''TECH -POVERTY- JOBS'' : 1 / 5

IF TECH JOBS bring prosperity, for many its too damn slow to come. Programs aimed at those without a bachelor's are still mostly small scale.

Brittney Ball was living in a homeless shelter with her baby when she learned of a one-year program offering technical training, professional skills and an internship. She took the plunge.

Five years later, Ms. Ball is a software engineer in Charlotte, N.C.. earning more than $50,000 a year. A 30-year-old single mother, she has health insurance, retirement savings and plans to vacation in Mexico this year.

''It showed me that I could do something different,'' she said about the training program. ''It really lit a fire under me.''

Preparing people for tech jobs is hailed as the great employment hope of the future. Cities and states across the United States are rushing to teach elementary and high school students to write software.

''LEARN TO CODE'' is a career advice mantra.

Mastering code and applying it in business, some experts say, holds the promise of becoming the path to the middle class for people without four year college degrees. And nonprofit programs like those used by Ms Ball are considered central to getting people there.

''Tech jobs can be seen as the new manufacturing jobs,'' said Byron Auguste, chief executive of Opportunity@Work, a nonprofit group that focuses on work-force issues.

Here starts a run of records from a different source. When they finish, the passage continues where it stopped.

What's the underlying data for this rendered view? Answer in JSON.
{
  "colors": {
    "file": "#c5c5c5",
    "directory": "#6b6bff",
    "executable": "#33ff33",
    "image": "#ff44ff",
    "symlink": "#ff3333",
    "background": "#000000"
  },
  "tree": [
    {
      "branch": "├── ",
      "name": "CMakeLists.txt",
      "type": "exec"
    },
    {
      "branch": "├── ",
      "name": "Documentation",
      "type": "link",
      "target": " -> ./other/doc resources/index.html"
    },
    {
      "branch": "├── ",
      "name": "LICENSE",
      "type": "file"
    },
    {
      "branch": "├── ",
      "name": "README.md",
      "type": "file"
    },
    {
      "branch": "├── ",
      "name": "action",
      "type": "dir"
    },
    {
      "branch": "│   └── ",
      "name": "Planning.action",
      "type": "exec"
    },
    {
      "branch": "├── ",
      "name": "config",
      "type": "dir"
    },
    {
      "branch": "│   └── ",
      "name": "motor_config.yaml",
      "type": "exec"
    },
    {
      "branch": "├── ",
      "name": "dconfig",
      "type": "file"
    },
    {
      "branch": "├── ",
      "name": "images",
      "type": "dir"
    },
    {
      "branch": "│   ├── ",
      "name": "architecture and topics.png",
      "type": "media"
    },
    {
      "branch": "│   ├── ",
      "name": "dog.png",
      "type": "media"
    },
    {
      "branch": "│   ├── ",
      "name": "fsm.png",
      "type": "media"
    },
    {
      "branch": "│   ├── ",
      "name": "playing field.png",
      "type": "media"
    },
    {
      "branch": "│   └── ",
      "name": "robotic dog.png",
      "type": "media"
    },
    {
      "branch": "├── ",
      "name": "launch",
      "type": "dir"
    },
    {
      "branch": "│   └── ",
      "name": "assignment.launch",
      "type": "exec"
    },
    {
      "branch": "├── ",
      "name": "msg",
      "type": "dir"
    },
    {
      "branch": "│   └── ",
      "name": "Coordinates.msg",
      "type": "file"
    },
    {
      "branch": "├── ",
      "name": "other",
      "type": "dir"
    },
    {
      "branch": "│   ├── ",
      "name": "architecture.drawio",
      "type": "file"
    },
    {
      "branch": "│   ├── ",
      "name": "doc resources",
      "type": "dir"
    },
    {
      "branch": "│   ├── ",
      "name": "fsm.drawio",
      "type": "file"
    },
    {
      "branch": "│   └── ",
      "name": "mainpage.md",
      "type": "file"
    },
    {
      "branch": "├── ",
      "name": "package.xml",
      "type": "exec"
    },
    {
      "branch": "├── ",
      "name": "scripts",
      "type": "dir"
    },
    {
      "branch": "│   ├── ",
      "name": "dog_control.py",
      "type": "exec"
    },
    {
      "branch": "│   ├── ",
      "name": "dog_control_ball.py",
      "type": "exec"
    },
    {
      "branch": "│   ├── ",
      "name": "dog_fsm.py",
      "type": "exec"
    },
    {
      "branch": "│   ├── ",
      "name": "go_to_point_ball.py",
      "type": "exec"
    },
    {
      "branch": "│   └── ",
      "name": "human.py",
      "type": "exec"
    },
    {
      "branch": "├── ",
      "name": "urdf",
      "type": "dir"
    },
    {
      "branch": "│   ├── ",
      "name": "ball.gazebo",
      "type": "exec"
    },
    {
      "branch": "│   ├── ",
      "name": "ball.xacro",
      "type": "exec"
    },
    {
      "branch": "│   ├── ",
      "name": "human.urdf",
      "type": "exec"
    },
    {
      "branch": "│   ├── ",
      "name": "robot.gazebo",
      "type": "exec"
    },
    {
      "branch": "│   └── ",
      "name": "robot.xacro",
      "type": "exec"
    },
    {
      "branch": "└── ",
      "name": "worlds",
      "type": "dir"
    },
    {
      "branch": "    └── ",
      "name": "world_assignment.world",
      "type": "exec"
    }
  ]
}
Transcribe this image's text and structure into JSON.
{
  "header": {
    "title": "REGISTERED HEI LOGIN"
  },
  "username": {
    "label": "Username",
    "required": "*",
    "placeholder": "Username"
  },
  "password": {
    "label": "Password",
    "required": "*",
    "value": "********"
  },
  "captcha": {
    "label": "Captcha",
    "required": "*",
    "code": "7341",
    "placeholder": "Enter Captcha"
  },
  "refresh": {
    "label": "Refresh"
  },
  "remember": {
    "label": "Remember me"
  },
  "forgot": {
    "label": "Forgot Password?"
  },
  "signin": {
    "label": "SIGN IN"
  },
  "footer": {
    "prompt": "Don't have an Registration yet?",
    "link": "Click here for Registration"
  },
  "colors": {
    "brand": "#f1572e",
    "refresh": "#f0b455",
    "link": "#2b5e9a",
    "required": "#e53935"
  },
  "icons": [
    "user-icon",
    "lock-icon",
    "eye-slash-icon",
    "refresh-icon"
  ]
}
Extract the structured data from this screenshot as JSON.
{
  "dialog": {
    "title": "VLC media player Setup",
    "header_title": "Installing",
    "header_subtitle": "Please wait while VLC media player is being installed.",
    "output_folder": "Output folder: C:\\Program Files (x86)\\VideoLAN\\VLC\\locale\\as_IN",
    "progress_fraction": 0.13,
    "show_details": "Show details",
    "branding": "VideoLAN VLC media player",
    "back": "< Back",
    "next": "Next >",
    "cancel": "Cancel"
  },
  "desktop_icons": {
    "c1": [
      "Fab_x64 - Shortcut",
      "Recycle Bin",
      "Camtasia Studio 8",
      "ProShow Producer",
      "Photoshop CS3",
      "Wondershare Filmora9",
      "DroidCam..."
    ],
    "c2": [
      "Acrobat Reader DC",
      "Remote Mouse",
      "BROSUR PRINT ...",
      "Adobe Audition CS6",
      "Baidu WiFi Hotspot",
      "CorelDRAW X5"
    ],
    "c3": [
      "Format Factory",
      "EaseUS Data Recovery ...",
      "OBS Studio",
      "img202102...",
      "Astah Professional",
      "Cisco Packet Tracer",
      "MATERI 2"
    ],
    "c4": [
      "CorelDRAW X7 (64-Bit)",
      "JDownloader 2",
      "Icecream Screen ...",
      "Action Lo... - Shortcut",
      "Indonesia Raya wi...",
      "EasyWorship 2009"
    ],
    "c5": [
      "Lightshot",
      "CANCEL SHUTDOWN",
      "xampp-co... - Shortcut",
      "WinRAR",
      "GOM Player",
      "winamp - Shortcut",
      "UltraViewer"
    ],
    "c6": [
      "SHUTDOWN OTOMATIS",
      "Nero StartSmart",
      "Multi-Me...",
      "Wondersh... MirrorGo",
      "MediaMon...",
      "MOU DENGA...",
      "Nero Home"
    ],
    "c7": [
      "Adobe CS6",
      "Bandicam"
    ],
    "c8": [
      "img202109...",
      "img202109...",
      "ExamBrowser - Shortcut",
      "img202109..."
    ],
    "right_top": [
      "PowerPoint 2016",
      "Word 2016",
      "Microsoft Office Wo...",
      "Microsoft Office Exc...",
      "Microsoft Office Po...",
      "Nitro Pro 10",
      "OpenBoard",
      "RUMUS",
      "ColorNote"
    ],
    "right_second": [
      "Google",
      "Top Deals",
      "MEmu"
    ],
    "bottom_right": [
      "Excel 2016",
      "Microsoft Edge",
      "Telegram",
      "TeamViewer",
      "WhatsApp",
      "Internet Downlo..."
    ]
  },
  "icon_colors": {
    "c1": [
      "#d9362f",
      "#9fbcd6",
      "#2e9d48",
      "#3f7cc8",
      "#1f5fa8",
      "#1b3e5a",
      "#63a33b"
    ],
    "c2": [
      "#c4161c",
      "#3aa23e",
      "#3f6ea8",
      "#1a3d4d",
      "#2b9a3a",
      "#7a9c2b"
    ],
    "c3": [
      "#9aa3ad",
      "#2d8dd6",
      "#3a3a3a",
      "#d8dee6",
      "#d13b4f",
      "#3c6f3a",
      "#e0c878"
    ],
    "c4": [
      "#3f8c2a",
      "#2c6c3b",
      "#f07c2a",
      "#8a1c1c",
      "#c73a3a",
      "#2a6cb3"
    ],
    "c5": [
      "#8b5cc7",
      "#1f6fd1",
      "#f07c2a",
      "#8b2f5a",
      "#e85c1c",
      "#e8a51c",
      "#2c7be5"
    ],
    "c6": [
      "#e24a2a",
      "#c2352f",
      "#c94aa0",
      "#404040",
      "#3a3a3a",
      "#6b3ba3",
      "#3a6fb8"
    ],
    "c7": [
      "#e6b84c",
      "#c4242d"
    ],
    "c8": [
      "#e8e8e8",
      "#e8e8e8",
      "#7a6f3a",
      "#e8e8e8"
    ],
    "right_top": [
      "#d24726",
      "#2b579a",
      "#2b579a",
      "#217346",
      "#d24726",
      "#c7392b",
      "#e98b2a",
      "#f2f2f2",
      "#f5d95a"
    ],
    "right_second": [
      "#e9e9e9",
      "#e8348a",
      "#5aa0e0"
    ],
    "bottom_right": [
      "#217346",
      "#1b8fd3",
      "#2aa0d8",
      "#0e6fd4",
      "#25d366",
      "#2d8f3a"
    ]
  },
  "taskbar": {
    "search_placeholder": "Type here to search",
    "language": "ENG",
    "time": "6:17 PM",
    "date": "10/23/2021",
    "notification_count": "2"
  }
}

There are bright spots, but those remain mostly small scale so far, and expanding quickly has many complications. Training, mentoring. and counselling people - often from disadvantaged backgrounds - is not a mass production process.

''The idea that tech jobs are going to create a substantial middle class anytime in the foreseeable future is unrealistic,'' said Hal Salzman, a professor at the John J. Heldrich Center for Workforce Development at Rutgers University.

Calculations by Professor Salzman andd Khudododov, a graduate student, show 70 percent growth in information technology jobs over 15 years, to 4.7 million in 2018.

But that total is far fewer than half the 12.8 million in manufacturing, a sector that shed 1.5 million jobs over that span. About one-fourth of the tech jobs are held by workers without four-year degrees, the researchers estimated.

A growing number of nonprofit organizations focus on pathways to tech-related jobs. Some work in single communities, while others have national reach, like TechHire, Skillful, Per Scholas and Year Up, the program that Ms. Ball went through.

The ventures supported by foundations, corporations, and state and local governments, are trying to tap into a broad shift in the labor market.

Most tech jobs are no longer in the technology industry, an increasing trend that experts say promises to create good jobs in fields like marketing, health care and finance.

The honor and serving of the latest operational research on Tech and Jobs and Poverty, continues. The World Students Society thanks author Steve Lohr.


Post a Comment

Grace A Comment!